Basting is your friend. Many older pattern instructions indicate this throughout the pamphlet, and it’s a great way to test fit as you go too. Although it can be a bit of a pain, it’s easier to rip out basting than smaller stitches!
Pay attention to fabric specifications. Many times (but I won’t say 100% always), what makes a successful garment sewn from a vintage pattern is the fabric you choose. While some styles (like blouses, shirtwaist dresses, casual skirts, etc.) can be done in quilt weight cottons, not every design is suited to this medium weight material. Take a look at the pattern’s specifications for fabrics: are they drapey and fluid, heavy weight, stiff, or light and diaphanous? Many fabrics available decades ago are no longer manufactured, or very hard to find. However, there are what I like to call the “basics” readily available: silk chiffon, crepe (rayon, wool and silk being the most popular), gabardine (of various fibers), cotton voile and lawn, wool gauze, tweed, etc. Some may not be available at your local “big box” fabric stores, but will require hunting down from online retailers. In the end though, a little detective work is worth it!

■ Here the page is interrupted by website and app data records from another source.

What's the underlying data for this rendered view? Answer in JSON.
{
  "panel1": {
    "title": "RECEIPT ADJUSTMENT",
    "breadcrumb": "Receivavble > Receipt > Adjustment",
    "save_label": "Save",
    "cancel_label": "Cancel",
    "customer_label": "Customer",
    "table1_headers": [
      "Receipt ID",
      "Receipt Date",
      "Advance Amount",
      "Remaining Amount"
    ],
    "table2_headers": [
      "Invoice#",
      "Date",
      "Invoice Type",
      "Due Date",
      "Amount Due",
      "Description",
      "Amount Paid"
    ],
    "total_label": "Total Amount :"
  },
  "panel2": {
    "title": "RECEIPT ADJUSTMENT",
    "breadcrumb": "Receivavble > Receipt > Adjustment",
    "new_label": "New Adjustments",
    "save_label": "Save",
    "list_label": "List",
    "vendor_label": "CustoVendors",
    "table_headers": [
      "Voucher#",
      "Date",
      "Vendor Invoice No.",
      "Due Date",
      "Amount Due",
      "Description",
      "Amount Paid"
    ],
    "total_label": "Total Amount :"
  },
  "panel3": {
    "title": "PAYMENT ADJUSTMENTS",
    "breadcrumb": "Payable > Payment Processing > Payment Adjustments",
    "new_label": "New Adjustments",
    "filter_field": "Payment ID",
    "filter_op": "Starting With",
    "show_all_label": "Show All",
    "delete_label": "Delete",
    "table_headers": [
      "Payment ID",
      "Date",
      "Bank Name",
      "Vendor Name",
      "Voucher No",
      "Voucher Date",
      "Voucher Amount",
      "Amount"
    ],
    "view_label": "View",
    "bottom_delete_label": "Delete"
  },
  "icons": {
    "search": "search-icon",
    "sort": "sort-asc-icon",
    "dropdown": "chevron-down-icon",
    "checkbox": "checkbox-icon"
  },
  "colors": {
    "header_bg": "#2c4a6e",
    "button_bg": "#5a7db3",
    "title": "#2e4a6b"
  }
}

Pick out patterns that you know will flatter you when you start out. Having an intuitive sense of what is going to look good in the end really helps with the process of using vintage patterns. When I started out, I made the mistake of trying patterns that I thought would look good on me, but in reality I should have known that they weren’t the most flattering styles. The results were less than happy: I didn’t like sewing with vintage patterns because I thought they were “dumpy” and I just didn’t fit into them. It was until a few tries that I started to catch on to not only fit (which is tied up in this), but also styles that looked good on me. Studying your figure shape and determining what will look best on you is key. But even if you pick a decade that isn’t your “best” (for me, it’s the 30s), you can learn to fit things in such a way as to make them tailored to your figure needs.
Start simple. If you’re just starting out with vintage patterns, begin with something simple. It doesn’t have to be boring, but skip the more complex bias evening gowns, fishtail skirts, suits, and swimwear patterns that are so tempting. Opt for styles that are relatively easy to get through, but allow you to get a handle on working with vintage patterns: simple a-line skirts, classic blouses, shirtwaist dresses (there is a plethora of styles in this category!), simple sundresses, etc.
There are many places to find vintage patterns: thrift shops, antique stores, flea markets–even yard sales have been known to cough a few up every-once-in-awhile. But for most people (including me), spending their days hunting for an elusive sewing pattern just doesn’t fit into their days. The internet boasts a wide array of vintage patterns for sale at every price point: Ebay and Etsy are my favorite spots for a bit of virtual hunting (A Dress A Day also has advertised links to shops along the sidebar). If there is a certain style you can’t find (or afford; there are “popular” pattern styles that command rather large sums), the alternative are modern reprints of the vintage pattern. Here are a few I know of:
Do you have any tips for sewing with, or sources for finding vintage patterns? Please share!